Segment Start: Information given
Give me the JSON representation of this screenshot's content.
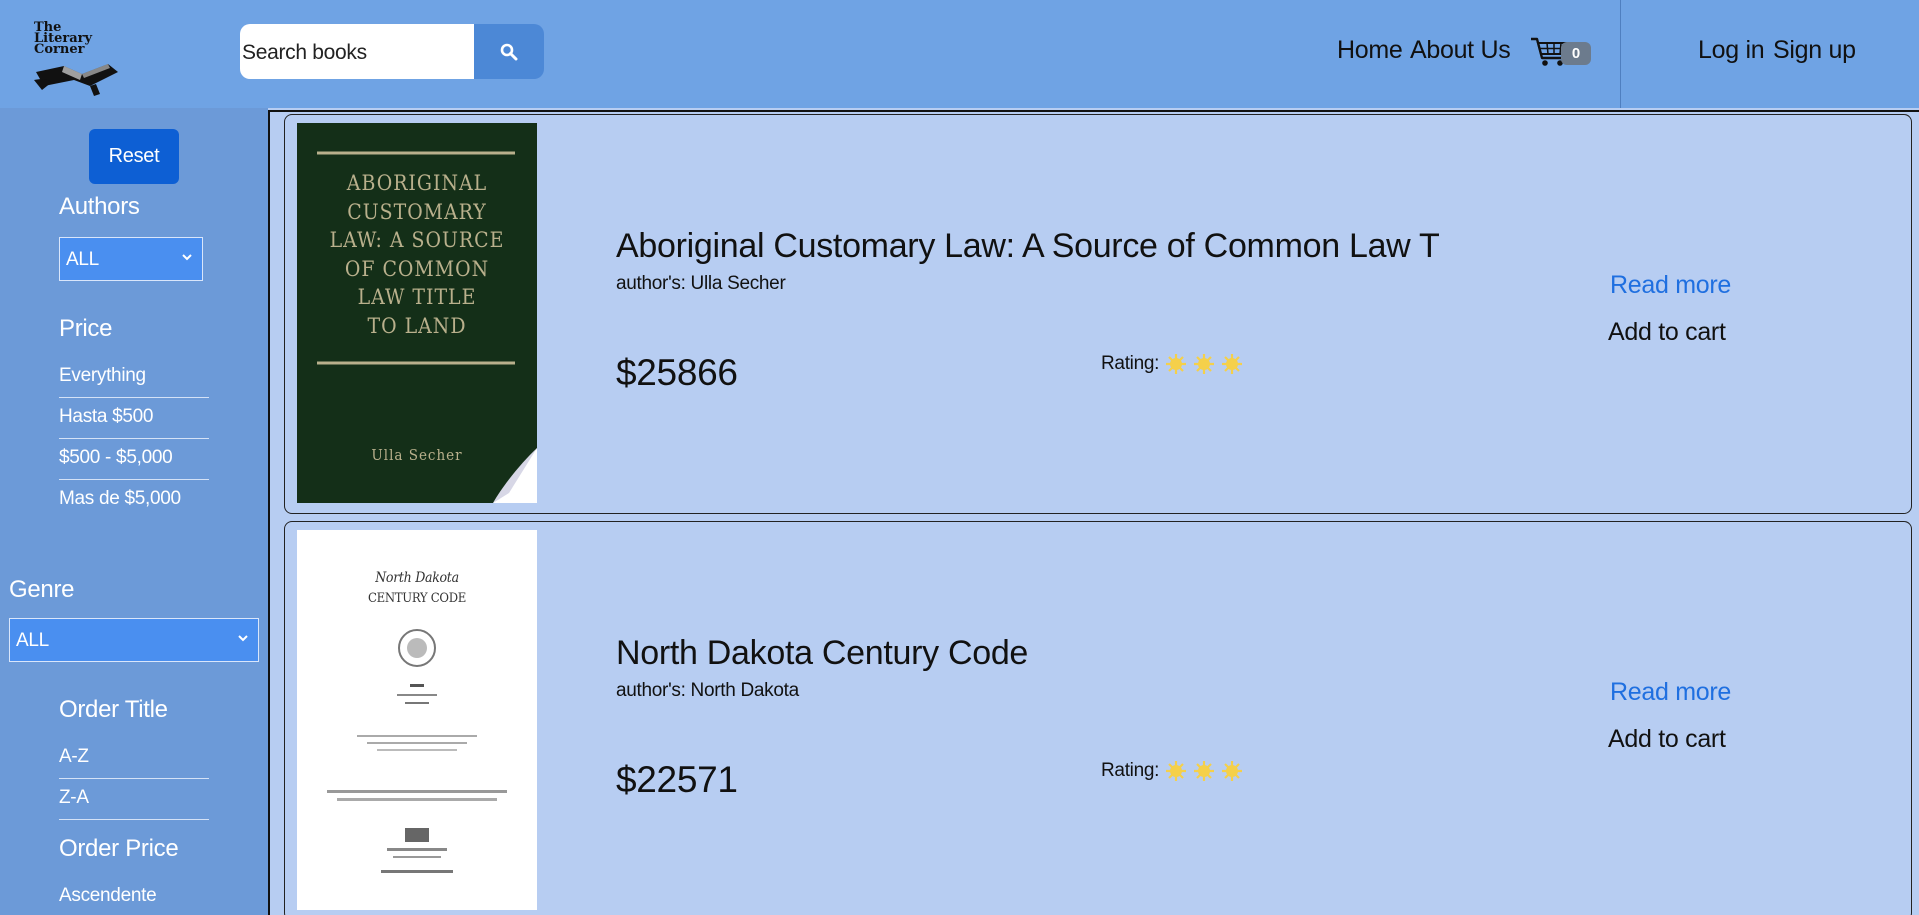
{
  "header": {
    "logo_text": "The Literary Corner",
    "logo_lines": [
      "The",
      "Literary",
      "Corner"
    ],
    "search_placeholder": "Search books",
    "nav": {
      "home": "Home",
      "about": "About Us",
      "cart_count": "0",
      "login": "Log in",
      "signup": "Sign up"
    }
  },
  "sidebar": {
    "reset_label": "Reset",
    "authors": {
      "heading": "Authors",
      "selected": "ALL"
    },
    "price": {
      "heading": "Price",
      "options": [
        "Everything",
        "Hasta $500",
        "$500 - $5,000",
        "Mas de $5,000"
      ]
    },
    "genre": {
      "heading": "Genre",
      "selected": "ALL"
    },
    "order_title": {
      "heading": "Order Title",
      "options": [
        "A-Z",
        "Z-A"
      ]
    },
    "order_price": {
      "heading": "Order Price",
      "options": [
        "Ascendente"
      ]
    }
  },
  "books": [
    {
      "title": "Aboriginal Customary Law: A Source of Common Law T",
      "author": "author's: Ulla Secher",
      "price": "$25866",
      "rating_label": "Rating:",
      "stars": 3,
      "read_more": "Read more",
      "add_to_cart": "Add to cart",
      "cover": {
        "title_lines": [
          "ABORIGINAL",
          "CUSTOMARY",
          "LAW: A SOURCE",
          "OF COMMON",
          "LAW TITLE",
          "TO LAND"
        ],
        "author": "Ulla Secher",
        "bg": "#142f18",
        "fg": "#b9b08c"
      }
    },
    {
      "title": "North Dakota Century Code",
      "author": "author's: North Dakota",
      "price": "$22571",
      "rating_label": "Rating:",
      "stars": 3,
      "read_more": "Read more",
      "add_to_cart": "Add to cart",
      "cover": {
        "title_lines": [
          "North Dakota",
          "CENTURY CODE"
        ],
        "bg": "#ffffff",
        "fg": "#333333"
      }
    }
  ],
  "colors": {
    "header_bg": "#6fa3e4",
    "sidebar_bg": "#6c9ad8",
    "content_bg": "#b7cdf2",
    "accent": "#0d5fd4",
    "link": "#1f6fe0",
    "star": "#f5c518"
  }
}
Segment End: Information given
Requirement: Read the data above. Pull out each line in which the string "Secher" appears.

Response area:
      "author": "author's: Ulla Secher",
        "author": "Ulla Secher",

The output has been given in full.